╭─ Available data
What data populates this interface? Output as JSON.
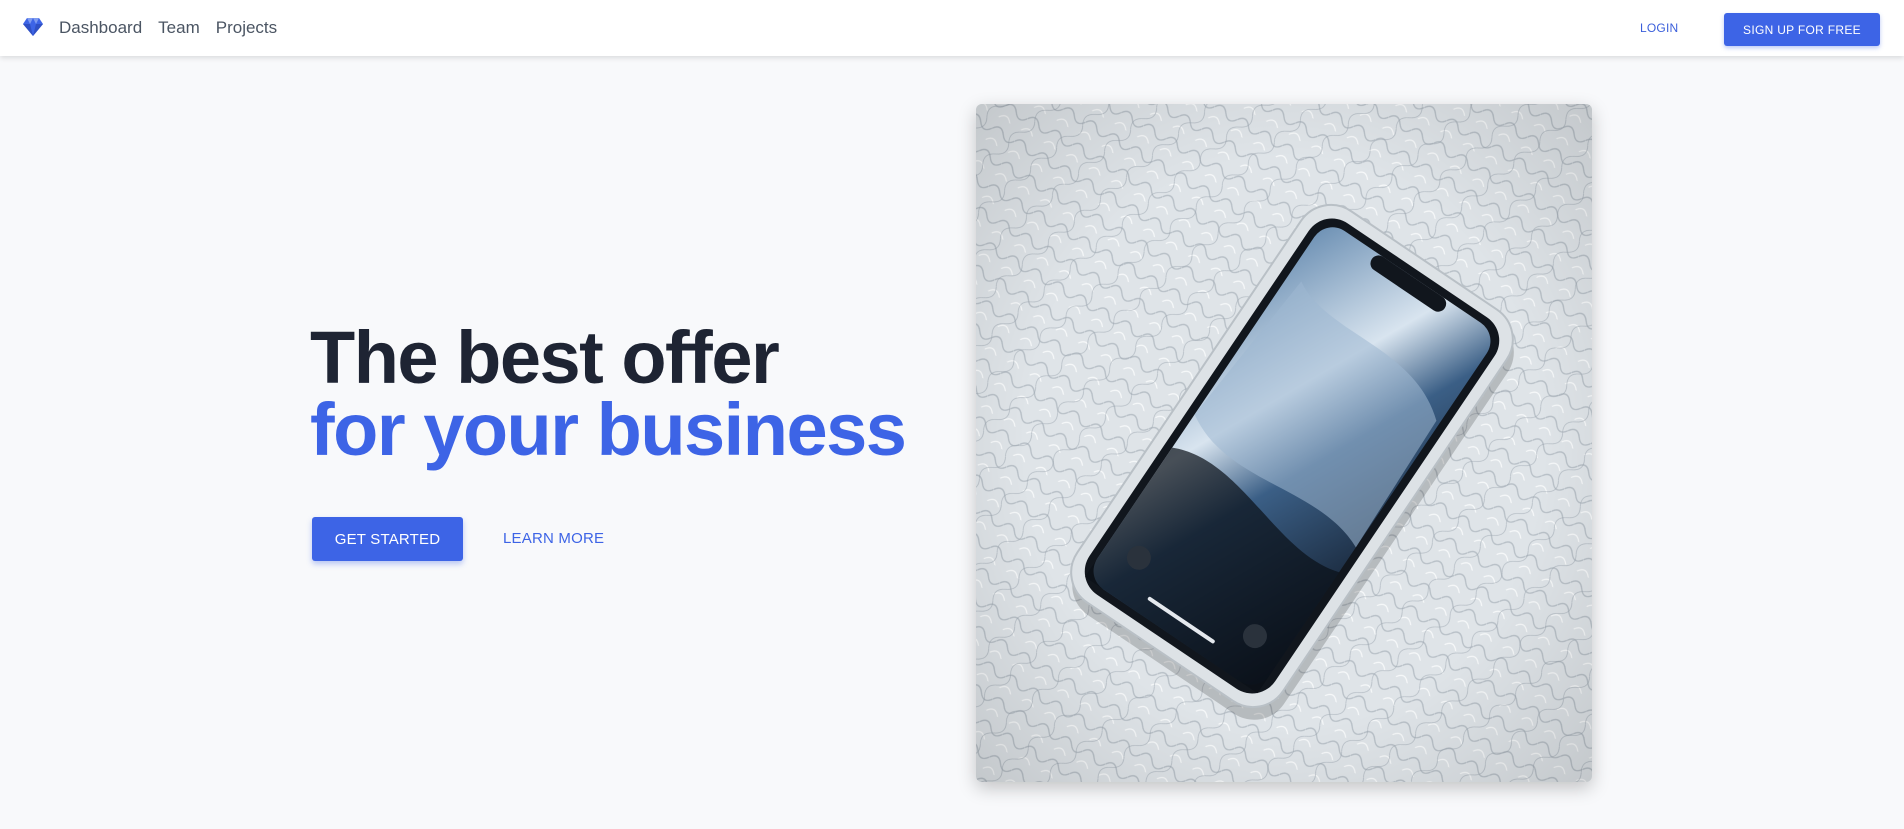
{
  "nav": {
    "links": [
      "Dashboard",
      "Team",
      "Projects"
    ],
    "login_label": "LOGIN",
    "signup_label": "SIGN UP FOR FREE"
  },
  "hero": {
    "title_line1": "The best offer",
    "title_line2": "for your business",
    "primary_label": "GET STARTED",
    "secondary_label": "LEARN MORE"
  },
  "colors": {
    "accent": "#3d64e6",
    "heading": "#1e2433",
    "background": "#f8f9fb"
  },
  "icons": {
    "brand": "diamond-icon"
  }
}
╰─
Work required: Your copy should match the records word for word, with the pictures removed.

Response to this exercise:
What data populates this interface? Output as JSON.
{
  "nav": {
    "links": [
      "Dashboard",
      "Team",
      "Projects"
    ],
    "login_label": "LOGIN",
    "signup_label": "SIGN UP FOR FREE"
  },
  "hero": {
    "title_line1": "The best offer",
    "title_line2": "for your business",
    "primary_label": "GET STARTED",
    "secondary_label": "LEARN MORE"
  },
  "colors": {
    "accent": "#3d64e6",
    "heading": "#1e2433",
    "background": "#f8f9fb"
  },
  "icons": {
    "brand": "diamond-icon"
  }
}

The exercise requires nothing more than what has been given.